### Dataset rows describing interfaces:
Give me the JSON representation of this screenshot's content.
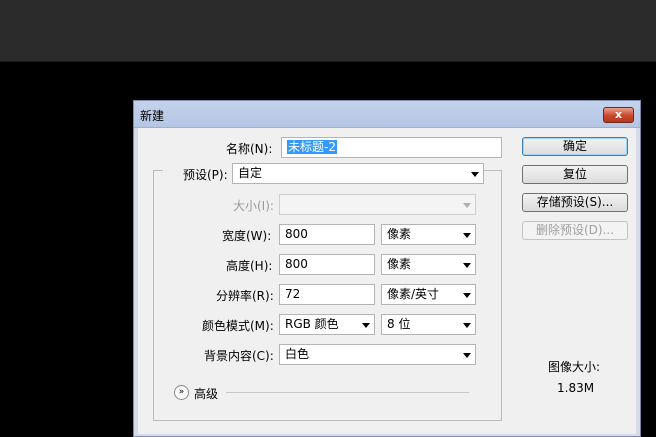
{
  "dialog": {
    "title": "新建",
    "close_label": "x"
  },
  "form": {
    "name_label": "名称(N):",
    "name_value": "未标题-2",
    "preset_label": "预设(P):",
    "preset_value": "自定",
    "size_label": "大小(I):",
    "size_value": "",
    "width_label": "宽度(W):",
    "width_value": "800",
    "width_unit": "像素",
    "height_label": "高度(H):",
    "height_value": "800",
    "height_unit": "像素",
    "resolution_label": "分辨率(R):",
    "resolution_value": "72",
    "resolution_unit": "像素/英寸",
    "color_mode_label": "颜色模式(M):",
    "color_mode_value": "RGB 颜色",
    "bit_depth_value": "8 位",
    "background_label": "背景内容(C):",
    "background_value": "白色",
    "advanced_label": "高级",
    "advanced_icon": "chevron-double-down-icon"
  },
  "buttons": {
    "ok": "确定",
    "reset": "复位",
    "save_preset": "存储预设(S)...",
    "delete_preset": "删除预设(D)..."
  },
  "image_size": {
    "label": "图像大小:",
    "value": "1.83M"
  },
  "colors": {
    "selection": "#3399ff",
    "close_button": "#c9472c",
    "title_bar": "#b5c6e4"
  }
}
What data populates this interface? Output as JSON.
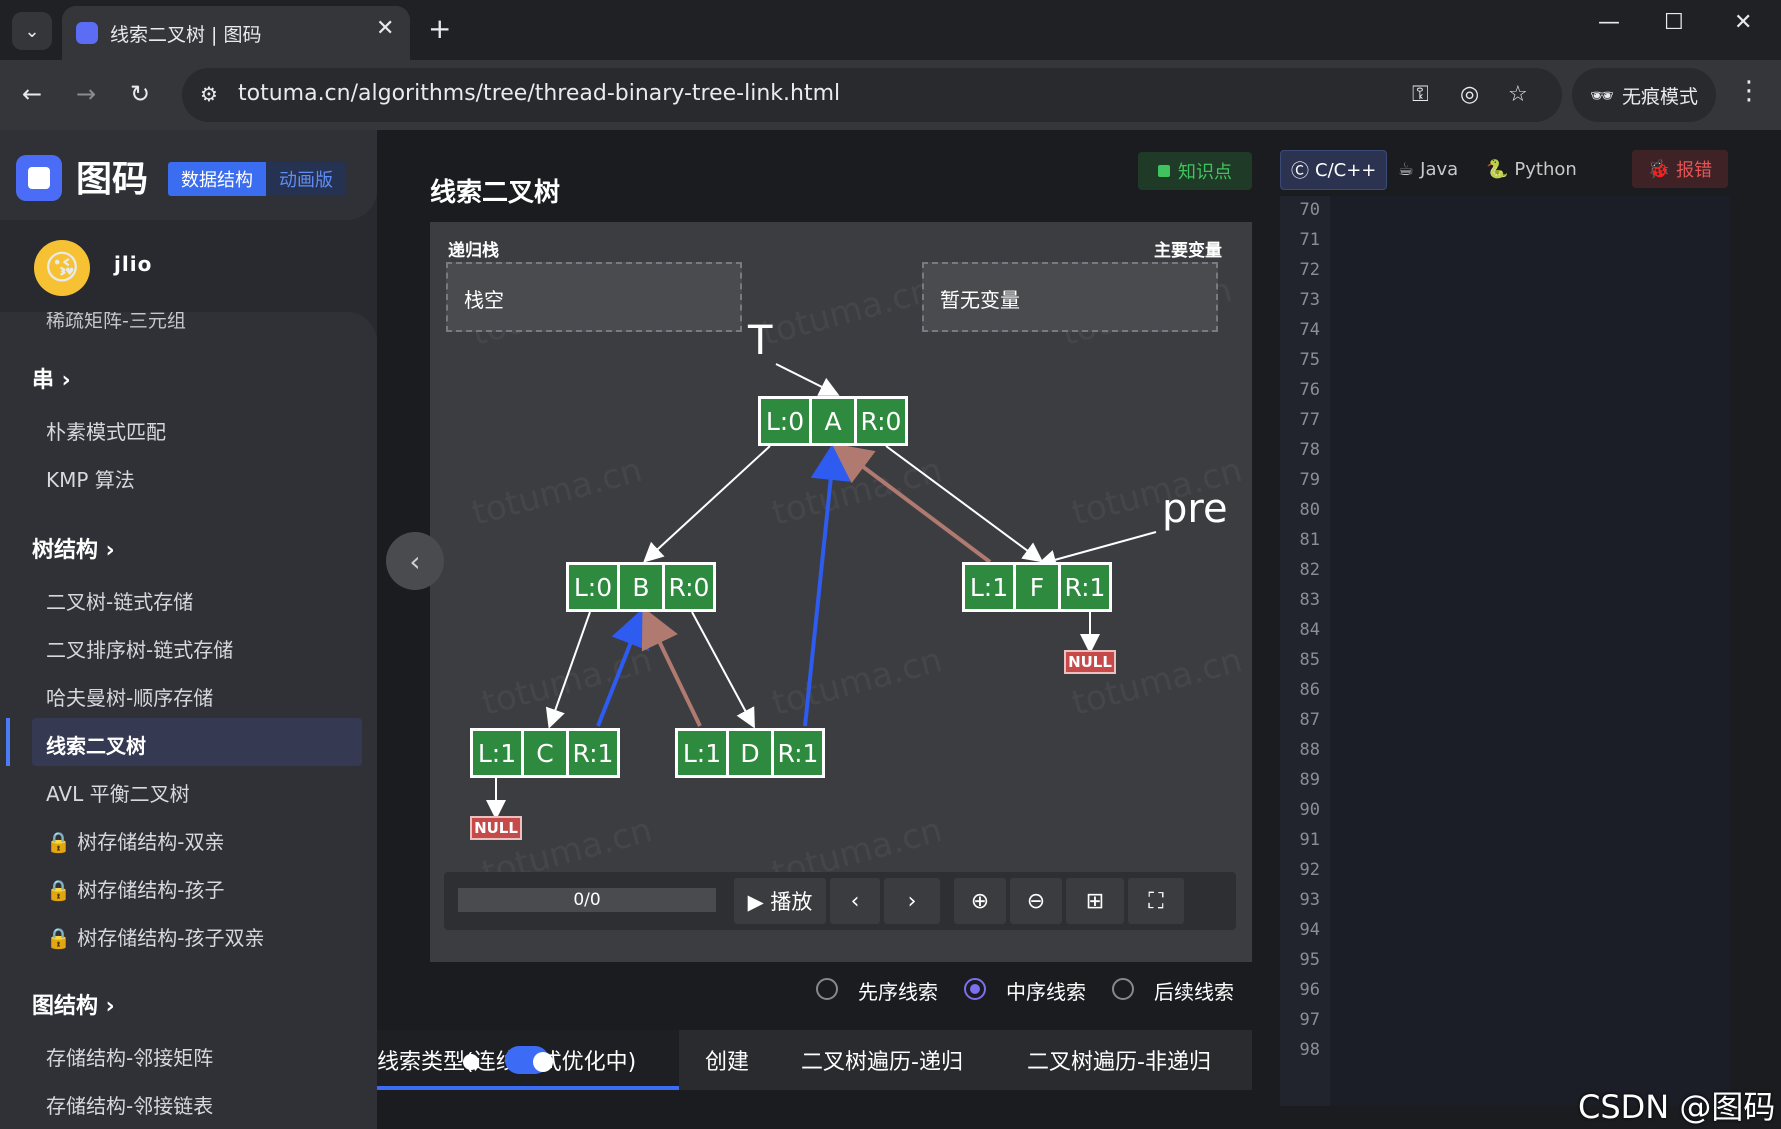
{
  "browser": {
    "tab_title": "线索二叉树 | 图码",
    "url": "totuma.cn/algorithms/tree/thread-binary-tree-link.html",
    "incognito_label": "无痕模式"
  },
  "sidebar": {
    "logo_text": "图码",
    "badge_ds": "数据结构",
    "badge_anim": "动画版",
    "username": "jlio",
    "cut_item": "稀疏矩阵-三元组",
    "sections": [
      {
        "title": "串 ›",
        "items": [
          "朴素模式匹配",
          "KMP 算法"
        ]
      },
      {
        "title": "树结构 ›",
        "items": [
          "二叉树-链式存储",
          "二叉排序树-链式存储",
          "哈夫曼树-顺序存储",
          "线索二叉树",
          "AVL 平衡二叉树",
          "树存储结构-双亲",
          "树存储结构-孩子",
          "树存储结构-孩子双亲"
        ]
      },
      {
        "title": "图结构 ›",
        "items": [
          "存储结构-邻接矩阵",
          "存储结构-邻接链表"
        ]
      }
    ],
    "active_item": "线索二叉树"
  },
  "main": {
    "title": "线索二叉树",
    "knowledge_btn": "知识点",
    "stack_label": "递归栈",
    "stack_value": "栈空",
    "vars_label": "主要变量",
    "vars_value": "暂无变量",
    "watermark": "totuma.cn",
    "pointers": {
      "t": "T",
      "pre": "pre"
    },
    "null_label": "NULL",
    "nodes": {
      "A": {
        "l": "L:0",
        "v": "A",
        "r": "R:0"
      },
      "B": {
        "l": "L:0",
        "v": "B",
        "r": "R:0"
      },
      "F": {
        "l": "L:1",
        "v": "F",
        "r": "R:1"
      },
      "C": {
        "l": "L:1",
        "v": "C",
        "r": "R:1"
      },
      "D": {
        "l": "L:1",
        "v": "D",
        "r": "R:1"
      }
    },
    "progress": "0/0",
    "play_label": "▶ 播放",
    "radios": [
      {
        "label": "先序线索",
        "selected": false
      },
      {
        "label": "中序线索",
        "selected": true
      },
      {
        "label": "后续线索",
        "selected": false
      }
    ],
    "tabs": [
      "线索类型(连线样式优化中)",
      "创建",
      "二叉树遍历-递归",
      "二叉树遍历-非递归"
    ]
  },
  "code_panel": {
    "langs": [
      "C/C++",
      "Java",
      "Python"
    ],
    "report": "报错",
    "line_numbers": [
      "70",
      "71",
      "72",
      "73",
      "74",
      "75",
      "76",
      "77",
      "78",
      "79",
      "80",
      "81",
      "82",
      "83",
      "84",
      "85",
      "86",
      "87",
      "88",
      "89",
      "90",
      "91",
      "92",
      "93",
      "94",
      "95",
      "96",
      "97",
      "98"
    ]
  },
  "csdn_watermark": "CSDN @图码",
  "colors": {
    "node_green": "#2e8a3e",
    "thread_blue": "#2e5bf0",
    "thread_brown": "#b07a70",
    "accent": "#3c6cf5"
  }
}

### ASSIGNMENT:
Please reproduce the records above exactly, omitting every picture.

### RESULT OF THE TASK:
Give me the JSON representation of this screenshot's content.
{
  "dialog": {
    "title": "新建",
    "close_label": "x"
  },
  "form": {
    "name_label": "名称(N):",
    "name_value": "未标题-2",
    "preset_label": "预设(P):",
    "preset_value": "自定",
    "size_label": "大小(I):",
    "size_value": "",
    "width_label": "宽度(W):",
    "width_value": "800",
    "width_unit": "像素",
    "height_label": "高度(H):",
    "height_value": "800",
    "height_unit": "像素",
    "resolution_label": "分辨率(R):",
    "resolution_value": "72",
    "resolution_unit": "像素/英寸",
    "color_mode_label": "颜色模式(M):",
    "color_mode_value": "RGB 颜色",
    "bit_depth_value": "8 位",
    "background_label": "背景内容(C):",
    "background_value": "白色",
    "advanced_label": "高级",
    "advanced_icon": "chevron-double-down-icon"
  },
  "buttons": {
    "ok": "确定",
    "reset": "复位",
    "save_preset": "存储预设(S)...",
    "delete_preset": "删除预设(D)..."
  },
  "image_size": {
    "label": "图像大小:",
    "value": "1.83M"
  },
  "colors": {
    "selection": "#3399ff",
    "close_button": "#c9472c",
    "title_bar": "#b5c6e4"
  }
}
What data populates this interface? Output as JSON.
{
  "browser": {
    "tab_title": "线索二叉树 | 图码",
    "url": "totuma.cn/algorithms/tree/thread-binary-tree-link.html",
    "incognito_label": "无痕模式"
  },
  "sidebar": {
    "logo_text": "图码",
    "badge_ds": "数据结构",
    "badge_anim": "动画版",
    "username": "jlio",
    "cut_item": "稀疏矩阵-三元组",
    "sections": [
      {
        "title": "串 ›",
        "items": [
          "朴素模式匹配",
          "KMP 算法"
        ]
      },
      {
        "title": "树结构 ›",
        "items": [
          "二叉树-链式存储",
          "二叉排序树-链式存储",
          "哈夫曼树-顺序存储",
          "线索二叉树",
          "AVL 平衡二叉树",
          "树存储结构-双亲",
          "树存储结构-孩子",
          "树存储结构-孩子双亲"
        ]
      },
      {
        "title": "图结构 ›",
        "items": [
          "存储结构-邻接矩阵",
          "存储结构-邻接链表"
        ]
      }
    ],
    "active_item": "线索二叉树"
  },
  "main": {
    "title": "线索二叉树",
    "knowledge_btn": "知识点",
    "stack_label": "递归栈",
    "stack_value": "栈空",
    "vars_label": "主要变量",
    "vars_value": "暂无变量",
    "watermark": "totuma.cn",
    "pointers": {
      "t": "T",
      "pre": "pre"
    },
    "null_label": "NULL",
    "nodes": {
      "A": {
        "l": "L:0",
        "v": "A",
        "r": "R:0"
      },
      "B": {
        "l": "L:0",
        "v": "B",
        "r": "R:0"
      },
      "F": {
        "l": "L:1",
        "v": "F",
        "r": "R:1"
      },
      "C": {
        "l": "L:1",
        "v": "C",
        "r": "R:1"
      },
      "D": {
        "l": "L:1",
        "v": "D",
        "r": "R:1"
      }
    },
    "progress": "0/0",
    "play_label": "▶ 播放",
    "radios": [
      {
        "label": "先序线索",
        "selected": false
      },
      {
        "label": "中序线索",
        "selected": true
      },
      {
        "label": "后续线索",
        "selected": false
      }
    ],
    "tabs": [
      "线索类型(连线样式优化中)",
      "创建",
      "二叉树遍历-递归",
      "二叉树遍历-非递归"
    ]
  },
  "code_panel": {
    "langs": [
      "C/C++",
      "Java",
      "Python"
    ],
    "report": "报错",
    "line_numbers": [
      "70",
      "71",
      "72",
      "73",
      "74",
      "75",
      "76",
      "77",
      "78",
      "79",
      "80",
      "81",
      "82",
      "83",
      "84",
      "85",
      "86",
      "87",
      "88",
      "89",
      "90",
      "91",
      "92",
      "93",
      "94",
      "95",
      "96",
      "97",
      "98"
    ]
  },
  "csdn_watermark": "CSDN @图码",
  "colors": {
    "node_green": "#2e8a3e",
    "thread_blue": "#2e5bf0",
    "thread_brown": "#b07a70",
    "accent": "#3c6cf5"
  }
}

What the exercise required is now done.